Billionaire Elon Musk’s social media platform Twitter will introduce an “Official” label for select verified accounts including major media outlets and governments when it launches its new $8 premium subscription product, its early stage products executive Esther Crawford said on Tuesday.
Crawford also confirmed that the revamped Twitter Blue subscription product, which will allow paid users to carry blue check marks on their accounts, will not actually verify users’ identities.
The lack of ID verification is likely to raise concerns about the possibility of people impersonating public figures.
Already, such concerns have caused Twitter to hold off on launching the new version of Twitter Blue until after the U.S. midterm elections on Tuesday, tweeted Yoel Roth, Twitter’s head of safety and integrity.
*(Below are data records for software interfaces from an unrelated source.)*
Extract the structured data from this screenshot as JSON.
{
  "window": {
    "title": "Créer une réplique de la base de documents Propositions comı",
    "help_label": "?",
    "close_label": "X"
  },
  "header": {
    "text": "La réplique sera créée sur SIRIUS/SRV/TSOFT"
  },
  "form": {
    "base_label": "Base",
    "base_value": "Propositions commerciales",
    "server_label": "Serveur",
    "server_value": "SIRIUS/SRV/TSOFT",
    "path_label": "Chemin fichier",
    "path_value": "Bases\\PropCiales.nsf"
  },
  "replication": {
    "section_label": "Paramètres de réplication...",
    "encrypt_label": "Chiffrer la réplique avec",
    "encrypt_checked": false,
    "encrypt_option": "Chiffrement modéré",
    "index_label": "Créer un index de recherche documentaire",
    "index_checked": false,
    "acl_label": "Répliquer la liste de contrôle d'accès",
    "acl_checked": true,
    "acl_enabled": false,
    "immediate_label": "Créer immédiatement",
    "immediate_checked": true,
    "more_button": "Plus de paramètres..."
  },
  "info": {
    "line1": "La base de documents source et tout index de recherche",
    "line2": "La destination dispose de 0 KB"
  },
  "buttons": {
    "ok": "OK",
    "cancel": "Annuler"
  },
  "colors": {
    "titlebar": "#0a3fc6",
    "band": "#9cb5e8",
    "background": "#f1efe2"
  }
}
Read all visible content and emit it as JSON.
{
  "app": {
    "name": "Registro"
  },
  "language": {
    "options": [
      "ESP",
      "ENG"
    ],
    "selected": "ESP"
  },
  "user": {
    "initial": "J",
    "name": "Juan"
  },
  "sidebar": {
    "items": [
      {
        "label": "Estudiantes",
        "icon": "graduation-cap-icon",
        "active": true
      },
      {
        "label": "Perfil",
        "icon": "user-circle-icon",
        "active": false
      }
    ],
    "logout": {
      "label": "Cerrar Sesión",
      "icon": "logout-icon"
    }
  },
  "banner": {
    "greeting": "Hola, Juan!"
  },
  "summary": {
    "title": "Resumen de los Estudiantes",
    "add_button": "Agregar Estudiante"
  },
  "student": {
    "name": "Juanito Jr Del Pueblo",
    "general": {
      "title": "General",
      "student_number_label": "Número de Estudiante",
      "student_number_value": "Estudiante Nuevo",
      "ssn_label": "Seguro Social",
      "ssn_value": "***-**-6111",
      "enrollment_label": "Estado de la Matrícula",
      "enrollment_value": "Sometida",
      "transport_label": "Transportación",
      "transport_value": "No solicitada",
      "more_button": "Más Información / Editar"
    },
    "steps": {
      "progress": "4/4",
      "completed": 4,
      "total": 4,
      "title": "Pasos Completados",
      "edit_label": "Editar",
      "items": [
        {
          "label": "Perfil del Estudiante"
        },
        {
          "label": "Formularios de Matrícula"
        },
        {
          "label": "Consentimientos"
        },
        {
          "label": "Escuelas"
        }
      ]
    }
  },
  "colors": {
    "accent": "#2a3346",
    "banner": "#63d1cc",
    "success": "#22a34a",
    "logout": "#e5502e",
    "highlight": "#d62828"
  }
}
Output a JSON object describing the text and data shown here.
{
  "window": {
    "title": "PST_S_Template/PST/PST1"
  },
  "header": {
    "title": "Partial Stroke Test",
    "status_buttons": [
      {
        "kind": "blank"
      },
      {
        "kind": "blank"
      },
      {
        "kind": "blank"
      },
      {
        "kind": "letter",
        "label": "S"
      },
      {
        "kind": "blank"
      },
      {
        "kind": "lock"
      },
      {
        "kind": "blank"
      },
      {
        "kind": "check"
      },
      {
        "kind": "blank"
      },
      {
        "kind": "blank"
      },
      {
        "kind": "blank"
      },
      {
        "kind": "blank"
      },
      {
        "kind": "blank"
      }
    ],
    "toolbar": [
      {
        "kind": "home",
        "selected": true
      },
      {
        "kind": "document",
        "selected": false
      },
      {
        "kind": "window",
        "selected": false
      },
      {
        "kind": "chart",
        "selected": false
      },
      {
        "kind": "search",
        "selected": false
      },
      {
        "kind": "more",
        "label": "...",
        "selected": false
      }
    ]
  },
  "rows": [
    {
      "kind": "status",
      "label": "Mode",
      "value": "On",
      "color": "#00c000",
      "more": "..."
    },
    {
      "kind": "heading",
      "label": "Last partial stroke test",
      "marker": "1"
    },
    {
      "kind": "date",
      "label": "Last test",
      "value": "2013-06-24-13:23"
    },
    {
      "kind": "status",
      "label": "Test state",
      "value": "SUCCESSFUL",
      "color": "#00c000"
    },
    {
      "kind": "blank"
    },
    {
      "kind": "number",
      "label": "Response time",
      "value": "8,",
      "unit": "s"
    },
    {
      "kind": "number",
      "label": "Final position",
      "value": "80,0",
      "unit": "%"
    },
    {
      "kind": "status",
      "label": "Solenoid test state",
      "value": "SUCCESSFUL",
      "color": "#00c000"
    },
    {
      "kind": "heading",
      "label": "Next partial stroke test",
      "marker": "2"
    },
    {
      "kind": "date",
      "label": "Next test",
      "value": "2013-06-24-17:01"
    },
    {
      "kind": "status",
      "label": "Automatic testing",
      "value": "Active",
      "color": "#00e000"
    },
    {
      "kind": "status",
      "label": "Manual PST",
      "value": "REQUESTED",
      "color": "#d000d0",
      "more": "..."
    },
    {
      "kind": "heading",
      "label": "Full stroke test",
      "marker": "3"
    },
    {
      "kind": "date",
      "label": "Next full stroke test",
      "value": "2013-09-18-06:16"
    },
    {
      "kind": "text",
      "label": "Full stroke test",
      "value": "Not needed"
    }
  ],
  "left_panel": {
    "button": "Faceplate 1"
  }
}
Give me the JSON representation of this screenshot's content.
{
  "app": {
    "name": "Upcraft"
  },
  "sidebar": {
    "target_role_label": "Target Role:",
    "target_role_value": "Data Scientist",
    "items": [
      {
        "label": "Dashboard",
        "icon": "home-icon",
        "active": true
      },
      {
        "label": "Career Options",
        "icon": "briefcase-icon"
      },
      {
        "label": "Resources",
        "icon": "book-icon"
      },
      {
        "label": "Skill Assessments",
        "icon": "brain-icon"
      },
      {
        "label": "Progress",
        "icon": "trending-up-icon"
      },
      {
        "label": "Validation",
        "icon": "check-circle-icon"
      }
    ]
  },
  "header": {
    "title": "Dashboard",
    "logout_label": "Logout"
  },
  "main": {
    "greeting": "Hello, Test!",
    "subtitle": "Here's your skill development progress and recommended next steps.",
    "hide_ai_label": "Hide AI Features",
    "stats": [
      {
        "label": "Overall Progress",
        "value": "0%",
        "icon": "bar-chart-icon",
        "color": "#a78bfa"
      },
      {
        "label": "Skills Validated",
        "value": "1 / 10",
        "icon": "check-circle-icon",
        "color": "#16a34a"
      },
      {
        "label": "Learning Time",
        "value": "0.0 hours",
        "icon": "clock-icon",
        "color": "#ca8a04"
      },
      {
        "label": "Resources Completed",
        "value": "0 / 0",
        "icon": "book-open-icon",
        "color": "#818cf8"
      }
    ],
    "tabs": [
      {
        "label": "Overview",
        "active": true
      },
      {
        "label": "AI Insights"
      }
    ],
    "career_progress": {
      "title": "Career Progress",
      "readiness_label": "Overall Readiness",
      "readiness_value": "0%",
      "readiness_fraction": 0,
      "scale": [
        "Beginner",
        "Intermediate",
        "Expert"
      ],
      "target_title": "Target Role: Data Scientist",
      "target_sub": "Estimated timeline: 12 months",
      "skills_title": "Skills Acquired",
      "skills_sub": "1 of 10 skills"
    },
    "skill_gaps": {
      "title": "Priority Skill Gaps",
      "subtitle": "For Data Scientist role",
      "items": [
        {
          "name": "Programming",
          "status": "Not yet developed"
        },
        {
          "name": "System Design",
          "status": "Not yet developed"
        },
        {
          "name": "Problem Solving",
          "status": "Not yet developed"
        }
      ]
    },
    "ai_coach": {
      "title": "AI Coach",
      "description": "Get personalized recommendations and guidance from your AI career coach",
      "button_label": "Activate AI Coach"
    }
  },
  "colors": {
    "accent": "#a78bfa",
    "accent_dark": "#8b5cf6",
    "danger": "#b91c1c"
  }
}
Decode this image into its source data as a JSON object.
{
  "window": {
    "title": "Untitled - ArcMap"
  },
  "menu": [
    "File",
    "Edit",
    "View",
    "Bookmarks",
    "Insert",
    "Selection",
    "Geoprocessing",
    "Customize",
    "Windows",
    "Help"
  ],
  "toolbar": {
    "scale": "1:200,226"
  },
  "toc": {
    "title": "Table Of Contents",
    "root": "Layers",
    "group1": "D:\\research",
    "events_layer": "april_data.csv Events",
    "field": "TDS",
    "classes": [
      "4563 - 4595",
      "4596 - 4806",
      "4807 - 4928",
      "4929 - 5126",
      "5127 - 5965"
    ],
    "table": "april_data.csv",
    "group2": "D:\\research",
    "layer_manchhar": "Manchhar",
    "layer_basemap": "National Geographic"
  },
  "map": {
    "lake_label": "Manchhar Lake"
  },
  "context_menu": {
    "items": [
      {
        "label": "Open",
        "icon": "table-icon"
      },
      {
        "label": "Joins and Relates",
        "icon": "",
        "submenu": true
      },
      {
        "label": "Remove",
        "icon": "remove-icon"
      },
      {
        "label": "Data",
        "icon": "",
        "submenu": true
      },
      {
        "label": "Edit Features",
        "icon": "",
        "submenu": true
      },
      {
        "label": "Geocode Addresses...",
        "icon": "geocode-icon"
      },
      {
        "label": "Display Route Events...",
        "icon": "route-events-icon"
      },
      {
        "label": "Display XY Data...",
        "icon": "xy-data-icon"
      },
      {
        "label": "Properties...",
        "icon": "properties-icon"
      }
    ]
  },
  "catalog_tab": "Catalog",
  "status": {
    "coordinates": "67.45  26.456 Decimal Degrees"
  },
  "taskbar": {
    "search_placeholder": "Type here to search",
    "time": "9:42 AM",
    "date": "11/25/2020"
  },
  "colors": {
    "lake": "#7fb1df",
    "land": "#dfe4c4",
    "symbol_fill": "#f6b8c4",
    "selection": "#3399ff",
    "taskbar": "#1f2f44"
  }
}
Fake accounts for government officials are a recurring issue for Twitter globally, according to sources familiar with the matter and researchers.
Not all Twitter accounts that were previously verified with a blue check mark will get the “Official” label and the label is not available for purchase, Crawford said.
Accounts that will receive the official label include governments, commercial companies, business partners, major media outlets, publishers and some other public figures, she tweeted.
The introduction of a new label alongside the existing check marks “creates a confusing system” where some, but not all, previously verified accounts will be deemed official, said Jason Goldman, a former Twitter board member who served as head of product in its early years.
“It’s a complete mess,” he said.
The official label comes after an internal push by Twitter policy executives, who had strong concerns about government officials around the world being unlikely and unwilling to pay for verified check marks, one source with knowledge of the matter told Reuters.
Twitter, which has lost many members of its communication team, did not respond to a request for further comment.
Crawford added on Tuesday that Twitter will “continue to experiment with ways to differentiate between account types.” Reuters